I realize again that while I’m waiting in my car until it’s my turn to show my passport and let the soldiers check the stuff in my car (and every time again I see them wondering, what is she doing with a parachute, wooden sticks and a guitar???) that I’m lucky I can pass this checkpoint and enter Jerusalem. Because all the people I met today in Bethlehem, the trainees, the trainer, the falafel seller, any random person in the street, are not allowed to just enter Jerusalem like I do. I suddenly realize that this is structural violence as well. It is not visible, nobody can see how I feel while standing in line in front of the checkpoint and feeling frustrated because I can pass and many of my friends can not. It won’t leave a blue mark on my skin, it won’t break my leg, but it can still hurt in a way.
Up to the third form of violence: cultural violence. Cultural violence can be used to justify structural or personal violence. If it is normal in a culture for a husband to hit his wife when she comes home too late, the woman can interpret the beating different from a woman who lives in a society were hitting is forbidden and not accepted at any level.
I’m sure I’m not explaining it clearly and I probably still don’t understand the complete idea. That’s what happens when you have to follow a NV workshop in Arabic….Anyhow, both women groups will receive five more workshops in nonviolence so I will still get many chances to learn and understand better!

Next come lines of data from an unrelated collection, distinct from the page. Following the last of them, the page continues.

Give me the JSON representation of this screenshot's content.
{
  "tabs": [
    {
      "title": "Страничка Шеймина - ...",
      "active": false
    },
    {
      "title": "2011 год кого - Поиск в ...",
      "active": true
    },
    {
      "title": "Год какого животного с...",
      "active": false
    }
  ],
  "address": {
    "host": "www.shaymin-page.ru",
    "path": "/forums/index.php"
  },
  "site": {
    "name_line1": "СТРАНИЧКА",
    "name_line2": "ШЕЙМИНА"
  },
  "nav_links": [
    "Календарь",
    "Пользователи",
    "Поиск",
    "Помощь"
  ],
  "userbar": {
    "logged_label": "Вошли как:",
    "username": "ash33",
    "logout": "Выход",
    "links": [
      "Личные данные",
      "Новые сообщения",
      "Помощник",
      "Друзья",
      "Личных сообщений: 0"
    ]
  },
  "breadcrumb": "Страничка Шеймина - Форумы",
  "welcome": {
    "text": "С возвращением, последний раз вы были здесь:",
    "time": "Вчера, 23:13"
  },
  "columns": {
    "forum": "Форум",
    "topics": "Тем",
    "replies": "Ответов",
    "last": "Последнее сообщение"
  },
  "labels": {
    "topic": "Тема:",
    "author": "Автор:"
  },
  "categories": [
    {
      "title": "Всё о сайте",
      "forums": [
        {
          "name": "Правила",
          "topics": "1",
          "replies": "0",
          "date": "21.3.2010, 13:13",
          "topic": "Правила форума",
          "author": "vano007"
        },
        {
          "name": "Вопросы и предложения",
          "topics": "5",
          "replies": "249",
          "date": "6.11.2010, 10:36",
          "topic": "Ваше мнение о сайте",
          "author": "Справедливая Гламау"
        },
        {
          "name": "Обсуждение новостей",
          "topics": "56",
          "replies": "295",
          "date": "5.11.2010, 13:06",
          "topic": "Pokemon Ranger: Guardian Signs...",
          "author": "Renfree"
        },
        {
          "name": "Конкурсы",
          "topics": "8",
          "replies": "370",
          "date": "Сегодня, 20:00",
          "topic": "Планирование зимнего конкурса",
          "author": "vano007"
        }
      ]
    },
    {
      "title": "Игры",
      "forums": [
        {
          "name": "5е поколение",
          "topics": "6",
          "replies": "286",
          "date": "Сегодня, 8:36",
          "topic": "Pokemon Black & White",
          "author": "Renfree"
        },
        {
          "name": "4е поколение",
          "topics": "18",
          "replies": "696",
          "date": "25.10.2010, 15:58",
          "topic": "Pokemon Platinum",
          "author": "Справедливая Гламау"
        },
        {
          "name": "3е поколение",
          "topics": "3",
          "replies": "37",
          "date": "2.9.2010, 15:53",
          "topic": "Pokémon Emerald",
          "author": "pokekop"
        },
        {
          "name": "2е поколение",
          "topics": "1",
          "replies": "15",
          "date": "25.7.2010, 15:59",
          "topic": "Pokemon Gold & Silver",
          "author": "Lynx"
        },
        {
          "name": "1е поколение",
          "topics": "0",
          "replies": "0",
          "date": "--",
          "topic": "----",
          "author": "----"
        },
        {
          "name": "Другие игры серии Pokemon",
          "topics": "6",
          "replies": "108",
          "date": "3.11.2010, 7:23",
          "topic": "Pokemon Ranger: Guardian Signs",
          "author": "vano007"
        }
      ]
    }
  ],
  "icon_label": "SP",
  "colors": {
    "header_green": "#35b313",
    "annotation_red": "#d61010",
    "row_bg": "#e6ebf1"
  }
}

During the evaluation of the workshop some of the participants mentioned they usually don’t like to attend lectures so they were very happy this workshop was so interactive. They liked that everyone was free to give her own opinion and that they were challenged to really listen to each other instead of immediately reacting. The evaluation was very positive, except for one remark: can we please have a heater next time??? We are freezing!
Yes, winter has arrived in Palestine as well.
Topics: Palestine